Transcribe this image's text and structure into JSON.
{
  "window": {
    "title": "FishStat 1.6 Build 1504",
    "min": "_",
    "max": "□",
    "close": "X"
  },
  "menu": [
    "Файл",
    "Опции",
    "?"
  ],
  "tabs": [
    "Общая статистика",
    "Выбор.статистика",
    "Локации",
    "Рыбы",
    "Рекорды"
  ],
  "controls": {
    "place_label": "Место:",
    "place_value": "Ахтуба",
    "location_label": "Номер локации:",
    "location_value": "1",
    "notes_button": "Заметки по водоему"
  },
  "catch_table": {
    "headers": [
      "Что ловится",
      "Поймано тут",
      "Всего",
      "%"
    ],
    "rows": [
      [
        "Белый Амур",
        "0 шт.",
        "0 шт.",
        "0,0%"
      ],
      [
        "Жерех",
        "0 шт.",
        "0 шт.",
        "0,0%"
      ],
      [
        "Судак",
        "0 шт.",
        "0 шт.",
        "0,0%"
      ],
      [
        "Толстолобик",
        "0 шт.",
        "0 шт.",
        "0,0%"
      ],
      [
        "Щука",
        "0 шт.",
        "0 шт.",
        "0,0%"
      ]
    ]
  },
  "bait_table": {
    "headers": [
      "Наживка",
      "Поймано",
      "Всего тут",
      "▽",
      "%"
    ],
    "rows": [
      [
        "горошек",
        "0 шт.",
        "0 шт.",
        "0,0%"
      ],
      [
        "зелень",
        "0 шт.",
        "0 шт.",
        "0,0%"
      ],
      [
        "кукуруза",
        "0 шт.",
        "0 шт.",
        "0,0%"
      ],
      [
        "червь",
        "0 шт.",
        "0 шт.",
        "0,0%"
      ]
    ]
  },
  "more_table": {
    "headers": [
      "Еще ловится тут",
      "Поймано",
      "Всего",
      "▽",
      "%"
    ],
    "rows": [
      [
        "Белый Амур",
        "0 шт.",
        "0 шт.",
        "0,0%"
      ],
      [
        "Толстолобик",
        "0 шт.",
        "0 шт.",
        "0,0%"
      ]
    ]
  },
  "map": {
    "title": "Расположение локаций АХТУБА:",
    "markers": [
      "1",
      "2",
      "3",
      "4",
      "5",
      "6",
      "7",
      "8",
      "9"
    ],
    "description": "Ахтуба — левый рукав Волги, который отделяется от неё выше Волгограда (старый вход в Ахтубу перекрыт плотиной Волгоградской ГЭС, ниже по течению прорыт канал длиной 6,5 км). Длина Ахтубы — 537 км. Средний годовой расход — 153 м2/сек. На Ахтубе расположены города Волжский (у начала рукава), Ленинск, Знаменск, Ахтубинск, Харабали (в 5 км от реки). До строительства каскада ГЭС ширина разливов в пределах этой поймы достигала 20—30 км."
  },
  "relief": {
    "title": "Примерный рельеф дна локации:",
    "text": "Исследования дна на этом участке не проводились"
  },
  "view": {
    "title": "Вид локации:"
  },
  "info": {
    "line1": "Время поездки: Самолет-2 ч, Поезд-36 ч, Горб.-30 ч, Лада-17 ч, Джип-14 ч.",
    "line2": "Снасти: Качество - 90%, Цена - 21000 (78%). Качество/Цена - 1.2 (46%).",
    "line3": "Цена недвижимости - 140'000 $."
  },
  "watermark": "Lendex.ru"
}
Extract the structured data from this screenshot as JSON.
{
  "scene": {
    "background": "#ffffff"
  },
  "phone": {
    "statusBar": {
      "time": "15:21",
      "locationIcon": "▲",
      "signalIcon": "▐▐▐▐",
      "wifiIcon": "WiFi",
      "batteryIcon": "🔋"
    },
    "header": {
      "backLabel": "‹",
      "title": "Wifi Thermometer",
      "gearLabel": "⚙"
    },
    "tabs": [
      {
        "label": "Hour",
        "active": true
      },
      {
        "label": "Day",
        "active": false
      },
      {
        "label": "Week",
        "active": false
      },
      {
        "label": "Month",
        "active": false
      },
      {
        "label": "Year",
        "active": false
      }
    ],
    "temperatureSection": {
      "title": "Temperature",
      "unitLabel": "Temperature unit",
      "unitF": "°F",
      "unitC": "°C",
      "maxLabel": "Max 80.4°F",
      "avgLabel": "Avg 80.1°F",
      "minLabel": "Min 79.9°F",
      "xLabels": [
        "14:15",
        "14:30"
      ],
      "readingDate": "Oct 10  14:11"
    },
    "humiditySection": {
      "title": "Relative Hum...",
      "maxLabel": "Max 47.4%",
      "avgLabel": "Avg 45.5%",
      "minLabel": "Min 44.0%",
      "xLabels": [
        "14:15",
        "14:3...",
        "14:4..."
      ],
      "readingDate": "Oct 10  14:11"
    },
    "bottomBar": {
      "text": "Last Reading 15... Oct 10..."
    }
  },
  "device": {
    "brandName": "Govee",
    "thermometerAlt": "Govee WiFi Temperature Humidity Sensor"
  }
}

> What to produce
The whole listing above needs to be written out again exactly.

> Worked solution
Transcribe this image's text and structure into JSON.
{
  "window": {
    "title": "FishStat 1.6 Build 1504",
    "min": "_",
    "max": "□",
    "close": "X"
  },
  "menu": [
    "Файл",
    "Опции",
    "?"
  ],
  "tabs": [
    "Общая статистика",
    "Выбор.статистика",
    "Локации",
    "Рыбы",
    "Рекорды"
  ],
  "controls": {
    "place_label": "Место:",
    "place_value": "Ахтуба",
    "location_label": "Номер локации:",
    "location_value": "1",
    "notes_button": "Заметки по водоему"
  },
  "catch_table": {
    "headers": [
      "Что ловится",
      "Поймано тут",
      "Всего",
      "%"
    ],
    "rows": [
      [
        "Белый Амур",
        "0 шт.",
        "0 шт.",
        "0,0%"
      ],
      [
        "Жерех",
        "0 шт.",
        "0 шт.",
        "0,0%"
      ],
      [
        "Судак",
        "0 шт.",
        "0 шт.",
        "0,0%"
      ],
      [
        "Толстолобик",
        "0 шт.",
        "0 шт.",
        "0,0%"
      ],
      [
        "Щука",
        "0 шт.",
        "0 шт.",
        "0,0%"
      ]
    ]
  },
  "bait_table": {
    "headers": [
      "Наживка",
      "Поймано",
      "Всего тут",
      "▽",
      "%"
    ],
    "rows": [
      [
        "горошек",
        "0 шт.",
        "0 шт.",
        "0,0%"
      ],
      [
        "зелень",
        "0 шт.",
        "0 шт.",
        "0,0%"
      ],
      [
        "кукуруза",
        "0 шт.",
        "0 шт.",
        "0,0%"
      ],
      [
        "червь",
        "0 шт.",
        "0 шт.",
        "0,0%"
      ]
    ]
  },
  "more_table": {
    "headers": [
      "Еще ловится тут",
      "Поймано",
      "Всего",
      "▽",
      "%"
    ],
    "rows": [
      [
        "Белый Амур",
        "0 шт.",
        "0 шт.",
        "0,0%"
      ],
      [
        "Толстолобик",
        "0 шт.",
        "0 шт.",
        "0,0%"
      ]
    ]
  },
  "map": {
    "title": "Расположение локаций АХТУБА:",
    "markers": [
      "1",
      "2",
      "3",
      "4",
      "5",
      "6",
      "7",
      "8",
      "9"
    ],
    "description": "Ахтуба — левый рукав Волги, который отделяется от неё выше Волгограда (старый вход в Ахтубу перекрыт плотиной Волгоградской ГЭС, ниже по течению прорыт канал длиной 6,5 км). Длина Ахтубы — 537 км. Средний годовой расход — 153 м2/сек. На Ахтубе расположены города Волжский (у начала рукава), Ленинск, Знаменск, Ахтубинск, Харабали (в 5 км от реки). До строительства каскада ГЭС ширина разливов в пределах этой поймы достигала 20—30 км."
  },
  "relief": {
    "title": "Примерный рельеф дна локации:",
    "text": "Исследования дна на этом участке не проводились"
  },
  "view": {
    "title": "Вид локации:"
  },
  "info": {
    "line1": "Время поездки: Самолет-2 ч, Поезд-36 ч, Горб.-30 ч, Лада-17 ч, Джип-14 ч.",
    "line2": "Снасти: Качество - 90%, Цена - 21000 (78%). Качество/Цена - 1.2 (46%).",
    "line3": "Цена недвижимости - 140'000 $."
  },
  "watermark": "Lendex.ru"
}
Extract the structured data from this screenshot as JSON.
{
  "scene": {
    "background": "#ffffff"
  },
  "phone": {
    "statusBar": {
      "time": "15:21",
      "locationIcon": "▲",
      "signalIcon": "▐▐▐▐",
      "wifiIcon": "WiFi",
      "batteryIcon": "🔋"
    },
    "header": {
      "backLabel": "‹",
      "title": "Wifi Thermometer",
      "gearLabel": "⚙"
    },
    "tabs": [
      {
        "label": "Hour",
        "active": true
      },
      {
        "label": "Day",
        "active": false
      },
      {
        "label": "Week",
        "active": false
      },
      {
        "label": "Month",
        "active": false
      },
      {
        "label": "Year",
        "active": false
      }
    ],
    "temperatureSection": {
      "title": "Temperature",
      "unitLabel": "Temperature unit",
      "unitF": "°F",
      "unitC": "°C",
      "maxLabel": "Max 80.4°F",
      "avgLabel": "Avg 80.1°F",
      "minLabel": "Min 79.9°F",
      "xLabels": [
        "14:15",
        "14:30"
      ],
      "readingDate": "Oct 10  14:11"
    },
    "humiditySection": {
      "title": "Relative Hum...",
      "maxLabel": "Max 47.4%",
      "avgLabel": "Avg 45.5%",
      "minLabel": "Min 44.0%",
      "xLabels": [
        "14:15",
        "14:3...",
        "14:4..."
      ],
      "readingDate": "Oct 10  14:11"
    },
    "bottomBar": {
      "text": "Last Reading 15... Oct 10..."
    }
  },
  "device": {
    "brandName": "Govee",
    "thermometerAlt": "Govee WiFi Temperature Humidity Sensor"
  }
}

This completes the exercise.